- _WORK INSTRUCTIONS_
Line by line, restate the listing below without any change.

---------- LISTED ENTRIES

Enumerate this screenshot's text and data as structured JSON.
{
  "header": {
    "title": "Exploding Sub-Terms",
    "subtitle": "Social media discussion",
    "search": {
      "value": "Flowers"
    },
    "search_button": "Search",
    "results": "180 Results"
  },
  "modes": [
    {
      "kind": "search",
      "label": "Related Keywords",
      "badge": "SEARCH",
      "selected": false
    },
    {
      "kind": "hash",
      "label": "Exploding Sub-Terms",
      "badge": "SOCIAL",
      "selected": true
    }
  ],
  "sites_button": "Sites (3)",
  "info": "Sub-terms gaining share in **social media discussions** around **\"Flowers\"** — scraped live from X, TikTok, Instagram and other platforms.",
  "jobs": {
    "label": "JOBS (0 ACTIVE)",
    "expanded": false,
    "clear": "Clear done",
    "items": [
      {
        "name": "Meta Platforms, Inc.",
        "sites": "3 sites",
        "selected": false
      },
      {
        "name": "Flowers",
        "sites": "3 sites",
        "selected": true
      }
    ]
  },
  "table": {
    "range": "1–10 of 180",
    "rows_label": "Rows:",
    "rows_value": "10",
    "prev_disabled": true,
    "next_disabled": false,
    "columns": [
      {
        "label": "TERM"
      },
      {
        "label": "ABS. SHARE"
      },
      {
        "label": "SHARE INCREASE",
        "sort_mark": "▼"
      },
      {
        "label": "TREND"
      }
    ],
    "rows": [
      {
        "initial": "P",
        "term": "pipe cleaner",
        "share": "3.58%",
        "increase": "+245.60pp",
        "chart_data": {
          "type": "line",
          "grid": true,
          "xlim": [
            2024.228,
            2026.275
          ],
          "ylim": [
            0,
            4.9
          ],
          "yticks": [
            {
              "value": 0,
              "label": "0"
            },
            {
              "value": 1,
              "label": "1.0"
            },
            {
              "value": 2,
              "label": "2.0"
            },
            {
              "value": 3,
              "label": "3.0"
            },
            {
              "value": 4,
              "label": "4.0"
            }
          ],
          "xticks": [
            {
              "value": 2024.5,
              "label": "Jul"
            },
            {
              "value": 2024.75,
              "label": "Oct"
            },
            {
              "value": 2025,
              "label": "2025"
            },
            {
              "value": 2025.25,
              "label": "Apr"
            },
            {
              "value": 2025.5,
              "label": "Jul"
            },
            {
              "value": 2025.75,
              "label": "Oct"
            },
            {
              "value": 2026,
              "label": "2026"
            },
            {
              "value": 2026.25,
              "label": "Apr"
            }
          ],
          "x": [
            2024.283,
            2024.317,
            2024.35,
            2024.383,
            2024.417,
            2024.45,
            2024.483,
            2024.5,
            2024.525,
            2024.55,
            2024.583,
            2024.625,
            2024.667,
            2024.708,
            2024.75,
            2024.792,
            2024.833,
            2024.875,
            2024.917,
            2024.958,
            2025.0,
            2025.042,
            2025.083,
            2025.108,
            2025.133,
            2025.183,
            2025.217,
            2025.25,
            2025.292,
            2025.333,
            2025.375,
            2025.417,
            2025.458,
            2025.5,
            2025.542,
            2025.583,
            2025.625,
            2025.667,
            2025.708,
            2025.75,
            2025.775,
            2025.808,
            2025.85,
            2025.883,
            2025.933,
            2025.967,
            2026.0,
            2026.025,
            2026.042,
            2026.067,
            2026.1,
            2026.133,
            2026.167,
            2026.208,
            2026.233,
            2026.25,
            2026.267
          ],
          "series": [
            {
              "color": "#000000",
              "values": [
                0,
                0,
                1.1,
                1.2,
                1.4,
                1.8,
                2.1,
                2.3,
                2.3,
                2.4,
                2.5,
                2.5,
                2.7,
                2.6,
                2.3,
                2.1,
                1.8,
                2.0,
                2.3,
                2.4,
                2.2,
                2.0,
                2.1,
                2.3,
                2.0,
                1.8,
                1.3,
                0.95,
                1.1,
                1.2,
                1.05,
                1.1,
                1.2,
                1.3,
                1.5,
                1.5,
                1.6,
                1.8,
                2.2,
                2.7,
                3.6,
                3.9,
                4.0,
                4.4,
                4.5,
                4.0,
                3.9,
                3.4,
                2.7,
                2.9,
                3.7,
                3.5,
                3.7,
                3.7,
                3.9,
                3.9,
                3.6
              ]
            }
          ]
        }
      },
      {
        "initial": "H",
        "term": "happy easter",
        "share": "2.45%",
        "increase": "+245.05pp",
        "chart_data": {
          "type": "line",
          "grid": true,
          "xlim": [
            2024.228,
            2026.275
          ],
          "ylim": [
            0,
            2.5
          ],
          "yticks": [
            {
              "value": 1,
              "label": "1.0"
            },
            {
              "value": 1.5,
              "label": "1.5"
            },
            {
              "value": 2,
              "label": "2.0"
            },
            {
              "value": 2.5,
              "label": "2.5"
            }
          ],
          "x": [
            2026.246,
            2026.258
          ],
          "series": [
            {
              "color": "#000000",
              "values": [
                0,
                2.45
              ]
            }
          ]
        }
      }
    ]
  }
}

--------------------

- _RESULT FOR THIS TASK_
Enumerate this screenshot's text and data as structured JSON.
{
  "header": {
    "title": "Exploding Sub-Terms",
    "subtitle": "Social media discussion",
    "search": {
      "value": "Flowers"
    },
    "search_button": "Search",
    "results": "180 Results"
  },
  "modes": [
    {
      "kind": "search",
      "label": "Related Keywords",
      "badge": "SEARCH",
      "selected": false
    },
    {
      "kind": "hash",
      "label": "Exploding Sub-Terms",
      "badge": "SOCIAL",
      "selected": true
    }
  ],
  "sites_button": "Sites (3)",
  "info": "Sub-terms gaining share in **social media discussions** around **\"Flowers\"** — scraped live from X, TikTok, Instagram and other platforms.",
  "jobs": {
    "label": "JOBS (0 ACTIVE)",
    "expanded": false,
    "clear": "Clear done",
    "items": [
      {
        "name": "Meta Platforms, Inc.",
        "sites": "3 sites",
        "selected": false
      },
      {
        "name": "Flowers",
        "sites": "3 sites",
        "selected": true
      }
    ]
  },
  "table": {
    "range": "1–10 of 180",
    "rows_label": "Rows:",
    "rows_value": "10",
    "prev_disabled": true,
    "next_disabled": false,
    "columns": [
      {
        "label": "TERM"
      },
      {
        "label": "ABS. SHARE"
      },
      {
        "label": "SHARE INCREASE",
        "sort_mark": "▼"
      },
      {
        "label": "TREND"
      }
    ],
    "rows": [
      {
        "initial": "P",
        "term": "pipe cleaner",
        "share": "3.58%",
        "increase": "+245.60pp",
        "chart_data": {
          "type": "line",
          "grid": true,
          "xlim": [
            2024.228,
            2026.275
          ],
          "ylim": [
            0,
            4.9
          ],
          "yticks": [
            {
              "value": 0,
              "label": "0"
            },
            {
              "value": 1,
              "label": "1.0"
            },
            {
              "value": 2,
              "label": "2.0"
            },
            {
              "value": 3,
              "label": "3.0"
            },
            {
              "value": 4,
              "label": "4.0"
            }
          ],
          "xticks": [
            {
              "value": 2024.5,
              "label": "Jul"
            },
            {
              "value": 2024.75,
              "label": "Oct"
            },
            {
              "value": 2025,
              "label": "2025"
            },
            {
              "value": 2025.25,
              "label": "Apr"
            },
            {
              "value": 2025.5,
              "label": "Jul"
            },
            {
              "value": 2025.75,
              "label": "Oct"
            },
            {
              "value": 2026,
              "label": "2026"
            },
            {
              "value": 2026.25,
              "label": "Apr"
            }
          ],
          "x": [
            2024.283,
            2024.317,
            2024.35,
            2024.383,
            2024.417,
            2024.45,
            2024.483,
            2024.5,
            2024.525,
            2024.55,
            2024.583,
            2024.625,
            2024.667,
            2024.708,
            2024.75,
            2024.792,
            2024.833,
            2024.875,
            2024.917,
            2024.958,
            2025.0,
            2025.042,
            2025.083,
            2025.108,
            2025.133,
            2025.183,
            2025.217,
            2025.25,
            2025.292,
            2025.333,
            2025.375,
            2025.417,
            2025.458,
            2025.5,
            2025.542,
            2025.583,
            2025.625,
            2025.667,
            2025.708,
            2025.75,
            2025.775,
            2025.808,
            2025.85,
            2025.883,
            2025.933,
            2025.967,
            2026.0,
            2026.025,
            2026.042,
            2026.067,
            2026.1,
            2026.133,
            2026.167,
            2026.208,
            2026.233,
            2026.25,
            2026.267
          ],
          "series": [
            {
              "color": "#000000",
              "values": [
                0,
                0,
                1.1,
                1.2,
                1.4,
                1.8,
                2.1,
                2.3,
                2.3,
                2.4,
                2.5,
                2.5,
                2.7,
                2.6,
                2.3,
                2.1,
                1.8,
                2.0,
                2.3,
                2.4,
                2.2,
                2.0,
                2.1,
                2.3,
                2.0,
                1.8,
                1.3,
                0.95,
                1.1,
                1.2,
                1.05,
                1.1,
                1.2,
                1.3,
                1.5,
                1.5,
                1.6,
                1.8,
                2.2,
                2.7,
                3.6,
                3.9,
                4.0,
                4.4,
                4.5,
                4.0,
                3.9,
                3.4,
                2.7,
                2.9,
                3.7,
                3.5,
                3.7,
                3.7,
                3.9,
                3.9,
                3.6
              ]
            }
          ]
        }
      },
      {
        "initial": "H",
        "term": "happy easter",
        "share": "2.45%",
        "increase": "+245.05pp",
        "chart_data": {
          "type": "line",
          "grid": true,
          "xlim": [
            2024.228,
            2026.275
          ],
          "ylim": [
            0,
            2.5
          ],
          "yticks": [
            {
              "value": 1,
              "label": "1.0"
            },
            {
              "value": 1.5,
              "label": "1.5"
            },
            {
              "value": 2,
              "label": "2.0"
            },
            {
              "value": 2.5,
              "label": "2.5"
            }
          ],
          "x": [
            2026.246,
            2026.258
          ],
          "series": [
            {
              "color": "#000000",
              "values": [
                0,
                2.45
              ]
            }
          ]
        }
      }
    ]
  }
}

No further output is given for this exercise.